 Grey Zone:            
China and Russia is touching and involving in a “grey zone” may be considered as one of the reason of future war. As we know, “grey zone” is a place where aggression and coercion work just below the level that would risk military confrontation with the West. Russia has blended force in Ukraine and intervenes in the region regularly. Unlike Russia, China is more seriously with touching the “grey zone”. Islands, reefs and shoals are the “grey zone” which China has been involved in.
            Touching the “grey zone” in some degrees is breaking the international order and rules. This will make the U.S begins to worry about the China and Russia’s foreign policies and also might take some actions to prevent the intervention by making more military agreements with the U.S allies. This will make China and Russia feel uncomfortable, then they will think about more actions to revenge. Therefore, touching the “grey zone” is such a vicious circle, this also become a cause of the future war.

Military Technologies:
Besides the geopolitics, as Singer and Cole also mentioned, technologies will be a huge threat for the future. Even China and Russia’s military technologies could not compared with the U.S, however, they continue spending lots of money and efforts to invent recently. Now both countries have used asymmetric-warfare strategies to create “anti-access/area denial” networks.
            Developing military technologies is necessary for every country, however, if you think about the purpose of China and Russia’s military technologies, it is not hard to find a common answer is that to go against the U.S. The aim of China is push the U.S out of the pacific region, and make sure that the U.S could not involve in the South China Sea issue anymore. Then in terms of Russia’s aim is to show its power from Artic to Black sea.

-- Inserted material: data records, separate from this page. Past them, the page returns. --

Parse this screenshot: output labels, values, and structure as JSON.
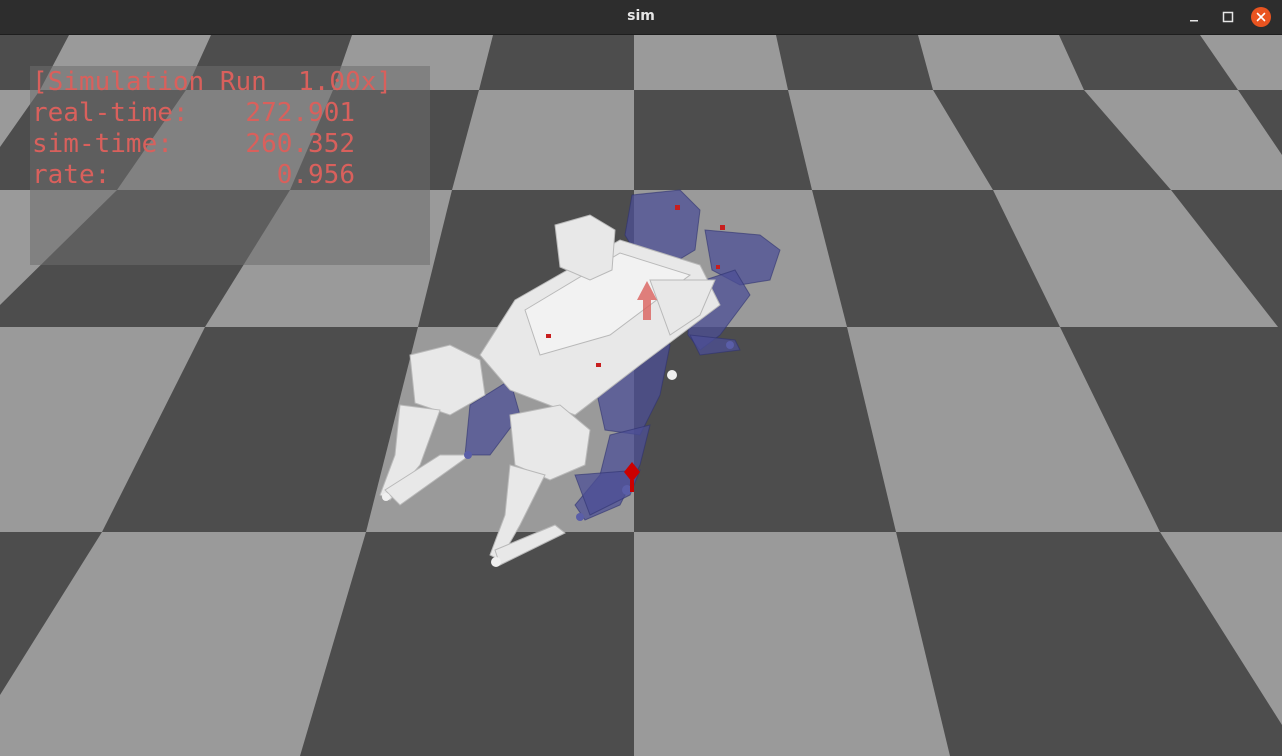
{
  "window": {
    "title": "sim"
  },
  "overlay": {
    "header": "[Simulation Run  1.00x]",
    "rows": [
      {
        "label": "real-time:",
        "value": "272.901"
      },
      {
        "label": "sim-time:",
        "value": "260.352"
      },
      {
        "label": "rate:",
        "value": "0.956"
      }
    ]
  },
  "colors": {
    "overlay_text": "#d9605c",
    "floor_light": "#9a9a9a",
    "floor_dark": "#4d4d4d",
    "robot_white": "#e8e8e8",
    "robot_ghost": "#4c4f96",
    "marker_red": "#c81e1e",
    "close_button": "#e95420"
  },
  "icons": {
    "minimize": "minimize-icon",
    "maximize": "maximize-icon",
    "close": "close-icon"
  }
}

            According to both countries’ aims, it is impossible for the U.S to give up intervening in the sea issues.  Moreover, the U.S will continue its development in military technologies as well, then make sure that they have enough abilities to maintain its leadership in the world.